** Provided data follows **

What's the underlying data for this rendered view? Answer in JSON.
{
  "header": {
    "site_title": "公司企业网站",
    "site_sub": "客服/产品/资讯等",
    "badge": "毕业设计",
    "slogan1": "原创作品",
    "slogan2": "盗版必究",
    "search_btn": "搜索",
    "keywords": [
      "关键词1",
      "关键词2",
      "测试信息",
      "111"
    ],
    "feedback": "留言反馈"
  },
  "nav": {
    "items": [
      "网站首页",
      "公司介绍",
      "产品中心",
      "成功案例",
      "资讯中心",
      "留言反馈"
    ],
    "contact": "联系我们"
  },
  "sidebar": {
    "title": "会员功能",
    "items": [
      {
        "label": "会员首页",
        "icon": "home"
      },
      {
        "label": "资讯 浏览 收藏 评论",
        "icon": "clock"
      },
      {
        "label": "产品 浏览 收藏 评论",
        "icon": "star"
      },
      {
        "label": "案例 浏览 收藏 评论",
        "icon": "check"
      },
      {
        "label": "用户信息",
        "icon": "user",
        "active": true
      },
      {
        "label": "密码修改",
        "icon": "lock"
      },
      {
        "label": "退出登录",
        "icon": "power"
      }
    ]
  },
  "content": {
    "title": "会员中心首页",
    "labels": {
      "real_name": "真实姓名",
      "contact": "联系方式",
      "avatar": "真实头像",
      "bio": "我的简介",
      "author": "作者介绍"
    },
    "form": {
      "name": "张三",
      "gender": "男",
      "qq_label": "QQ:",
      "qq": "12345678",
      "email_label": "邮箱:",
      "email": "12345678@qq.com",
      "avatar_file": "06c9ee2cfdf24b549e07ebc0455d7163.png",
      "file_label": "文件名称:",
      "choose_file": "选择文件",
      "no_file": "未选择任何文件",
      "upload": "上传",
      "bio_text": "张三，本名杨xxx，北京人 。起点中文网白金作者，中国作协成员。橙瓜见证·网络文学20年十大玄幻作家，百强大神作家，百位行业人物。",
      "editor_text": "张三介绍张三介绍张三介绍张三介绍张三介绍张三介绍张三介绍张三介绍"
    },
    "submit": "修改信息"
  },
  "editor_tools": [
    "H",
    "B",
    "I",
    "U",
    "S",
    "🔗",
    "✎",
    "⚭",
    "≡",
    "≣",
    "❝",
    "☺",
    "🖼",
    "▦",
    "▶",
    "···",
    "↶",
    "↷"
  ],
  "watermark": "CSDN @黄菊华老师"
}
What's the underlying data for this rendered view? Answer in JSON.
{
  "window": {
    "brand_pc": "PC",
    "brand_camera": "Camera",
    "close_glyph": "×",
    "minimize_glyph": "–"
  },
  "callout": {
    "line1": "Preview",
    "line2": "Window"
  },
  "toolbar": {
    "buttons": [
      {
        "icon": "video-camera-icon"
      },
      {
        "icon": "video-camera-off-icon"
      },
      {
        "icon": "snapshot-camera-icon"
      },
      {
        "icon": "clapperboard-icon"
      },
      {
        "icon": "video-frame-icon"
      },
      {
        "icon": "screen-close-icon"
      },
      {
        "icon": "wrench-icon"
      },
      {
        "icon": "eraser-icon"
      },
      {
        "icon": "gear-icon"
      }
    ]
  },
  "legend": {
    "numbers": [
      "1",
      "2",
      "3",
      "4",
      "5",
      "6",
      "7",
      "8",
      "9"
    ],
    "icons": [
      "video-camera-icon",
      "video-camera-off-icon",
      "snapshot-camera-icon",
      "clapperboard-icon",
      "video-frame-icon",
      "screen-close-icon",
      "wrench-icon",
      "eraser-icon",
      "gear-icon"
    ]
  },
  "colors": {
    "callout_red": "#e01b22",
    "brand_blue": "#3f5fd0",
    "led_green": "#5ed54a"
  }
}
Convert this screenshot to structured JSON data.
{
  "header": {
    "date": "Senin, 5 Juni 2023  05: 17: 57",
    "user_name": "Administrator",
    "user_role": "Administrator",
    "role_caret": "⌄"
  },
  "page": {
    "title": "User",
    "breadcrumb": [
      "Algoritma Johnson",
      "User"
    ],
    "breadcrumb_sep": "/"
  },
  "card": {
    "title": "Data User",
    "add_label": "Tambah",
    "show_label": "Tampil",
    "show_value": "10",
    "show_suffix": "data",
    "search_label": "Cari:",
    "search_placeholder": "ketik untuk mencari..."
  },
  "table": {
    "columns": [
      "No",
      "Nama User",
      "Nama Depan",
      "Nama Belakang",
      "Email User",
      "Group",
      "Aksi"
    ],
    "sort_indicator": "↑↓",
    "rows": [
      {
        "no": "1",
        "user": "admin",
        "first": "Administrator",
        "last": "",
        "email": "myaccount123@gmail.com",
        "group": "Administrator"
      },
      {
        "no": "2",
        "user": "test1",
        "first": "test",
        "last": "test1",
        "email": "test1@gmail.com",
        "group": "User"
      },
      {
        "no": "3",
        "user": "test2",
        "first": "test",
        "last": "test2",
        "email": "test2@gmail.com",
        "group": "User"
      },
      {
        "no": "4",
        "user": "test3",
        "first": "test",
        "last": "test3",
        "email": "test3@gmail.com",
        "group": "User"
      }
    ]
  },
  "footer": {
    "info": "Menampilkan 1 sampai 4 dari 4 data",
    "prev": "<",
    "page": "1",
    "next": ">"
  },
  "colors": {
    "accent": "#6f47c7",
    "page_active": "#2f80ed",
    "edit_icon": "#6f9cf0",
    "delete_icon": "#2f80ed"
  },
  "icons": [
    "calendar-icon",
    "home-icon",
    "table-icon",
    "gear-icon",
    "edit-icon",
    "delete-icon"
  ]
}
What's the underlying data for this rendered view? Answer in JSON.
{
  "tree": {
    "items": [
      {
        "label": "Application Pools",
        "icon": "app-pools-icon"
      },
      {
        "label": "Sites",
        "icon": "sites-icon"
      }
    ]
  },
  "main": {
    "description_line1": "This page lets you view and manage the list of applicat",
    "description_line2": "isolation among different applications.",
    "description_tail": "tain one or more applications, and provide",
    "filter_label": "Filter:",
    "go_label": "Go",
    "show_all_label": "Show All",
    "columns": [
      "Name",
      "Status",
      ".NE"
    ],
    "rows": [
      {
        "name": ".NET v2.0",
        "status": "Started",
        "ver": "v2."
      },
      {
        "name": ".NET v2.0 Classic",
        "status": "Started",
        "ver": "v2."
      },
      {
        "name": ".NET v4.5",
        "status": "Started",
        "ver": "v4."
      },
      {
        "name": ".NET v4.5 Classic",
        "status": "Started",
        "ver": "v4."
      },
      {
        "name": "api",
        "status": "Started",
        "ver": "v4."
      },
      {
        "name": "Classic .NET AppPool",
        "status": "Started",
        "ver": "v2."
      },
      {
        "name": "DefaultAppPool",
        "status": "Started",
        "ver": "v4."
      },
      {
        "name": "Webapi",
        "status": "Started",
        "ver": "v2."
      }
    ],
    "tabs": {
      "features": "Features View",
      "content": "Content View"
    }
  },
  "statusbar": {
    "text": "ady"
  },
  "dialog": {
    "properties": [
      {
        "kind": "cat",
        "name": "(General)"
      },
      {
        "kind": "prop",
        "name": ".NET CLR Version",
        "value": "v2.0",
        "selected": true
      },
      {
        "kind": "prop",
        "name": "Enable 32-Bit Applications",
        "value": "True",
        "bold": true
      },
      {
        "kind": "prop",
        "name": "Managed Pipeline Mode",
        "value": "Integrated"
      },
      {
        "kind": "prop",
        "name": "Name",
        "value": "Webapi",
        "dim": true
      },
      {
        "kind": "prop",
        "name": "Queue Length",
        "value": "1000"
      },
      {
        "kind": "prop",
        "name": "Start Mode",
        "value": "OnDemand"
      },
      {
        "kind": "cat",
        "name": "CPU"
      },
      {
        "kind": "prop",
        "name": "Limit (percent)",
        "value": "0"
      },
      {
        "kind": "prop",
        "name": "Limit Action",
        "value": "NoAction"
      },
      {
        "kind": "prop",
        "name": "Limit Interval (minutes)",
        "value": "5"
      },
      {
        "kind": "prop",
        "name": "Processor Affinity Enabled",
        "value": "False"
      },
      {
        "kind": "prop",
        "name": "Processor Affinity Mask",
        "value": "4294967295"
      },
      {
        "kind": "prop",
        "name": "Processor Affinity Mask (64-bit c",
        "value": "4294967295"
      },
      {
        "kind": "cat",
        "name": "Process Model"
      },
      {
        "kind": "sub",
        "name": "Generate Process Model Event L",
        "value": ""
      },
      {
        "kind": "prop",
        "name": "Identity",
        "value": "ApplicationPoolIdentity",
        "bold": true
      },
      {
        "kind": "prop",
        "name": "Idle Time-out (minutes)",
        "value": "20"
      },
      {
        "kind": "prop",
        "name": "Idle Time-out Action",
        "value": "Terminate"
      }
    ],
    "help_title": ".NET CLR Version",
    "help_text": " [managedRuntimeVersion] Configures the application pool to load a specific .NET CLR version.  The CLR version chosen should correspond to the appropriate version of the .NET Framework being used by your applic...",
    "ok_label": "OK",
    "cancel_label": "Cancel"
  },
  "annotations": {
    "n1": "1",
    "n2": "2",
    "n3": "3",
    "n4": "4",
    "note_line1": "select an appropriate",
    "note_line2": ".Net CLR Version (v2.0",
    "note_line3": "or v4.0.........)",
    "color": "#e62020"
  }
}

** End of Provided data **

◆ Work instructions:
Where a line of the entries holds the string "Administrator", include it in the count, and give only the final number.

◆ The completed task:
4